Gee TagCorrespondent IAugust 3, 2011

VANCOUVER, BC - FEBRUARY 09:  A lab technician performs a blood test during a tour of the IOC Anti-Doping Laboratory at the Richmond Olympic Oval on February 9, 2010 in Vancouver, Canada.  (Photo by Alex Livesey/Getty Images)
Alex Livesey/Getty Images

To see Part 1 of this series, click here.

With the announcement that the AIBA is entering into the world of professional boxing, the possibility of Mayweather and Pacquiao using this association as a testing agency seems like a more definitive solution to Bob Arum's request to find a "neutral" agency to conduct the Olympic-style drug testing. 

It also adheres to exactly what Team Mayweather has asked Pacquiao to do—take random Olympic-style blood and urine drug tests (which, like USADA, is governed by the World Anti Doping Association).

It can now be argued that the AIBA has the upper hand against the USADA (if—and only if—Team Pacquiao requests to utilize them).   If Team Mayweather believes Pacquiao still does not want to "take the test", then they should call his bluff and request the use of the AIBA.

Here are the reasons why.


The USADA obviously has experience in dealing with boxers (Mayweather, Mosley and soon VIctor Ortiz). They also likely have dealt with amateur boxers in past/current U.S. Olympic teams. 

However, the number of boxers the AIBA have tested under WADA regulations trumps the amount of boxers the USADA have tested. 

In this category of "boxing drug testing," the USADA is like Wal-Mart selling Levi's jeans.

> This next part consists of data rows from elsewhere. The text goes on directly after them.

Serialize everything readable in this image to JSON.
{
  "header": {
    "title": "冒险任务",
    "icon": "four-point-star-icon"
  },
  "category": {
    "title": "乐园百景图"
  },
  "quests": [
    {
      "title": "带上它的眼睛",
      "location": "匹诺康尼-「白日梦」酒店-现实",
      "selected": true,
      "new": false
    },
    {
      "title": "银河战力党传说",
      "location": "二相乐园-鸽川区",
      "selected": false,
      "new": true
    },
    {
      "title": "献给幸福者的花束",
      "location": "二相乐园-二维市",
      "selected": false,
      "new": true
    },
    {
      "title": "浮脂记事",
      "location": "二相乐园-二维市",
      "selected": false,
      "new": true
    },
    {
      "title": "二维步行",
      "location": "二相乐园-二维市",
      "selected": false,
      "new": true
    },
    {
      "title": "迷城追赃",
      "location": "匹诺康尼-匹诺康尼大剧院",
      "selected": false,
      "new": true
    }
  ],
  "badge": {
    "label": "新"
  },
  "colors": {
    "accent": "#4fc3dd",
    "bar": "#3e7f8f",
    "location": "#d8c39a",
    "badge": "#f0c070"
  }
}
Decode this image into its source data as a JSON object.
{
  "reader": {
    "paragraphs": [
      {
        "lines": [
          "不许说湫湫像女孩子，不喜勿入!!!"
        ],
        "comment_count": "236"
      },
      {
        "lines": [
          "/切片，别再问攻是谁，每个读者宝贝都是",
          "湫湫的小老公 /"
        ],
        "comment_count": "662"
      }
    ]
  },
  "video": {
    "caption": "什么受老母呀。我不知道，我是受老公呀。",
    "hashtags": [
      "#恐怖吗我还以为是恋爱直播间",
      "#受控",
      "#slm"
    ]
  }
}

AIBA is the Levi's jeans store. 

Don't get me wrong—they're both Levi's jeans at the end of the day.

However, you can't argue the fact that AIBA has more experience in drug testing boxers than USADA. 

I received comments and emails from readers after Part 1 of this article downplaying the AIBA because of its affiliation with "amateurs." 

My argument back then was that it was of no significance, due to the fact that the AIBA would be conducting WADA style Olympic testing (and testing only) and not commissioning any boxing type rules/regulations. 

Now, with the announcement of AIBA entering into professional boxing, these critics will hopefully be silenced.


Richard Schaeffer was recently quoted as saying that drug testing is not cheap

He is obviously referring to what Goldenboy had to pay for the Mayweather-Mosley testing and the upcoming Mayweather-Ortiz testing. 

The AIBA, which is not a well-known organization in the U.S., would likely (I'm speculating here) come at a much more affordable price than what the USADA charges. 

What happens in our business world when domestic production becomes too pricey?  They outsource to foreign companies for a cheaper price! 

This isn't a telecommunications company outsourcing their call centers to India, though.  This would be two boxers submitting to World Anti Doping Association regulations conducted by an internationally recognized organization (AIBA).

I don't see why Team Pacquiao (or Team Mayweather) can't put this offer on the table when and if the next negotiations for the mega-fight begin. 

I also don't see why either team could reject this solution.  Both sides would be getting exactly what they wanted. 

I have been one to not place the blame on any side from the very beginning.  However, like many others, I am getting a bit tired of all the posturing and shenanigans from both sides. 

This is the best solution to the drug testing fiasco—and Bob, Al, Leonard, Richard, Floyd, Manny, if you're reading this—please consider.